New guidance for EMS in New York City and Long Island says that patients in cardiac arrest should not be transported to the hospital if they cannot be saved in the field.
The hospitals in New York are overrun with coronavirus infections and emergency rooms are trying to minimize the number of difficult arrivals. “It almost seems like it’s never stopping, people keep coming and coming and coming and there’s just no space to put them,” said ER Dr. Darien Sutton.
City officials have released stark new guidance to equally overworked ambulance crews, effective immediately, if they can’t resuscitate a patient in the field, they must withhold CPR and declare the person dead.
They can no longer continue to the hospital. “These orders are binding and the FDNY will devise a plan for implementation,” said Deputy Fire Commissioner Frank Dwyer.
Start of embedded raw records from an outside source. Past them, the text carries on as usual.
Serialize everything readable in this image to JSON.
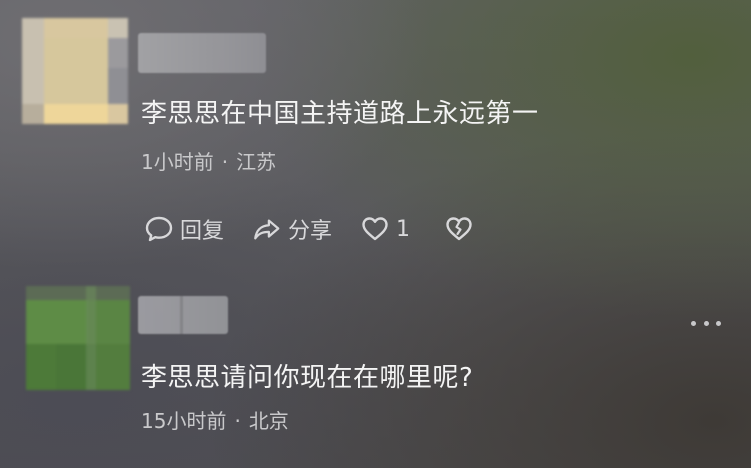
{
  "comments": [
    {
      "text": "李思思在中国主持道路上永远第一",
      "time": "1小时前",
      "separator": "·",
      "location": "江苏",
      "actions": {
        "reply_label": "回复",
        "share_label": "分享",
        "like_count": "1"
      }
    },
    {
      "text": "李思思请问你现在在哪里呢?",
      "time": "15小时前",
      "separator": "·",
      "location": "北京"
    }
  ],
  "icons": {
    "reply": "comment-bubble-icon",
    "share": "share-arrow-icon",
    "like": "heart-outline-icon",
    "dislike": "broken-heart-icon",
    "more": "more-dots-icon"
  },
  "colors": {
    "text_primary": "#f4f4f4",
    "text_secondary": "#c9c9cb",
    "icon": "#d8d8da"
  }
}
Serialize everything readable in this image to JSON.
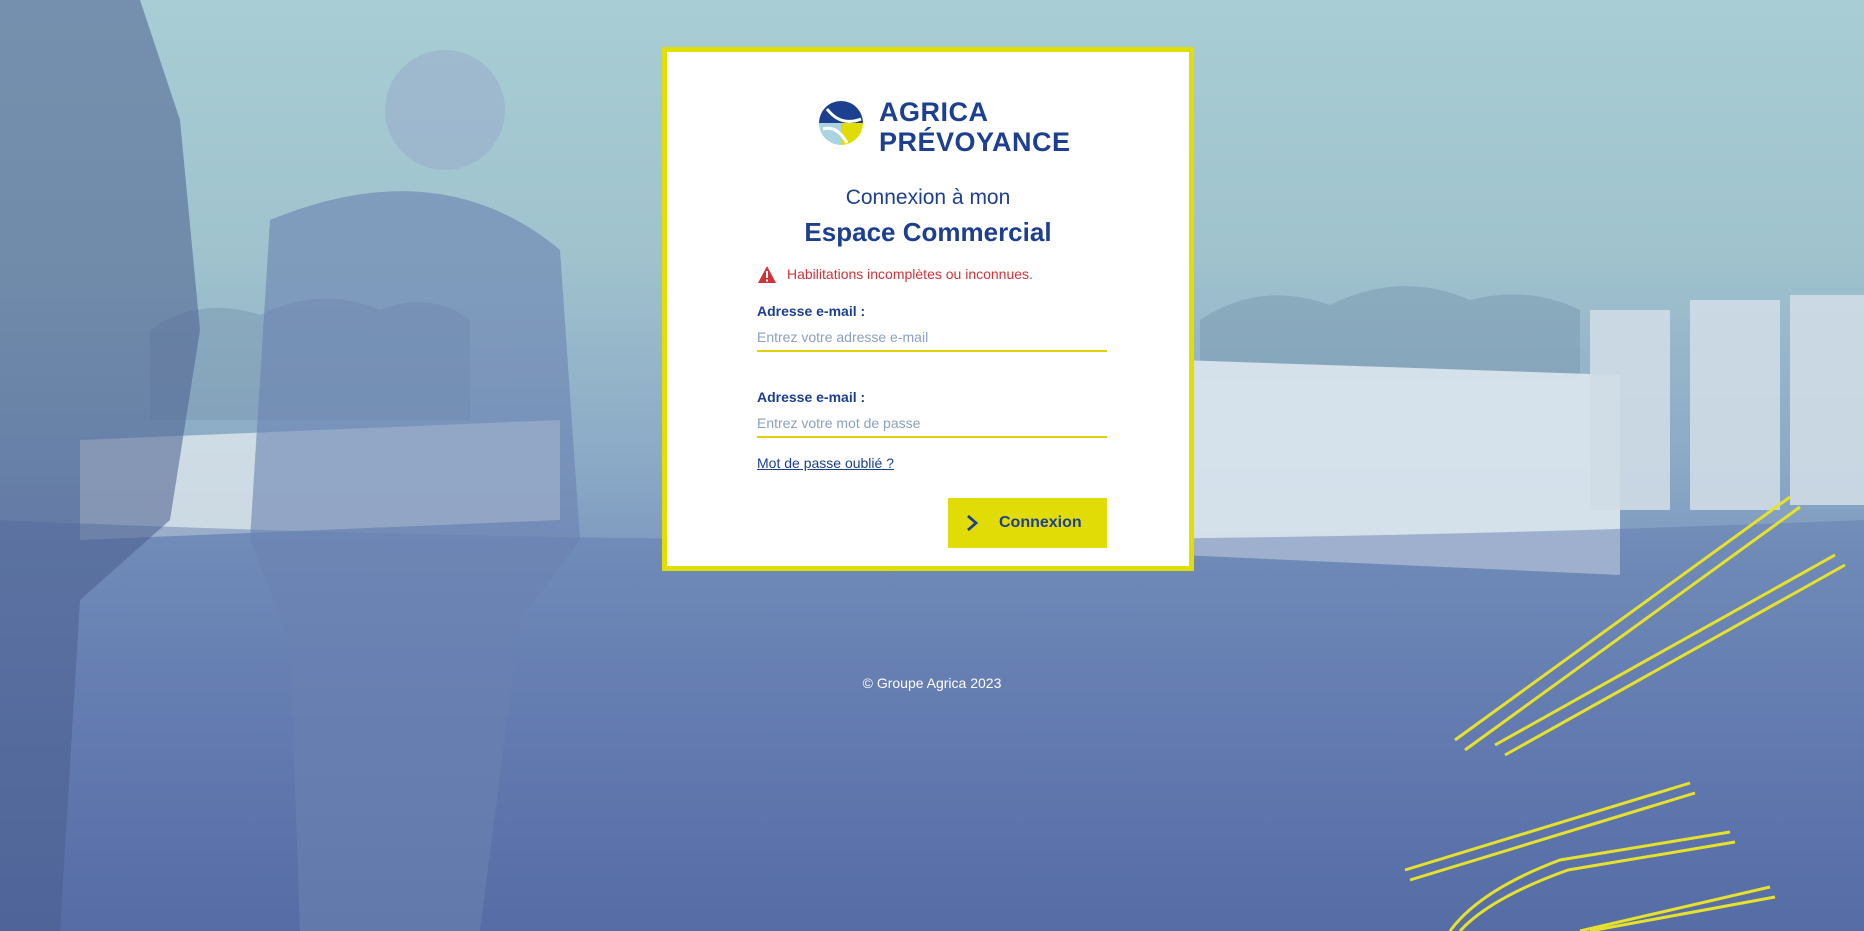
{
  "brand": {
    "line1": "AGRICA",
    "line2": "PRÉVOYANCE",
    "color_primary": "#1d3f8f",
    "color_accent": "#e1dc05"
  },
  "login": {
    "title_line1": "Connexion à mon",
    "title_line2": "Espace Commercial",
    "error_message": "Habilitations incomplètes ou inconnues.",
    "error_icon": "warning-triangle-icon",
    "email_label": "Adresse e-mail :",
    "email_placeholder": "Entrez votre adresse e-mail",
    "password_label": "Adresse e-mail :",
    "password_placeholder": "Entrez votre mot de passe",
    "forgot_link": "Mot de passe oublié ?",
    "submit_label": "Connexion",
    "submit_icon": "chevron-right-icon"
  },
  "footer": {
    "copyright": "© Groupe Agrica 2023"
  }
}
The new approach shows how stretched thin EMS and hospitals are.
“When you’re doing the CPR, you’re pushing really hard on the patient’s chest and they’re expelling some air in the process as well, so if they are COVID patients, they’ll be spreading it all around,” said Dr. Vinayak Kumar with the Mayo Clinic. “This is the risk-benefit math you have to take into account.”
The orders to stop CPR in the field is shocking to veteran doctors who are used to doing whatever it takes to save a life.
“As a doctor in New York and as a New Yorker, I have family that live here, and when I hear things like that I obviously get afraid, fearful for the livelihood of my family,” Sutton said. “It is terrifying, it is really terrifying.”
The new guidance only applies to cardiac arrest patients 18 years or older.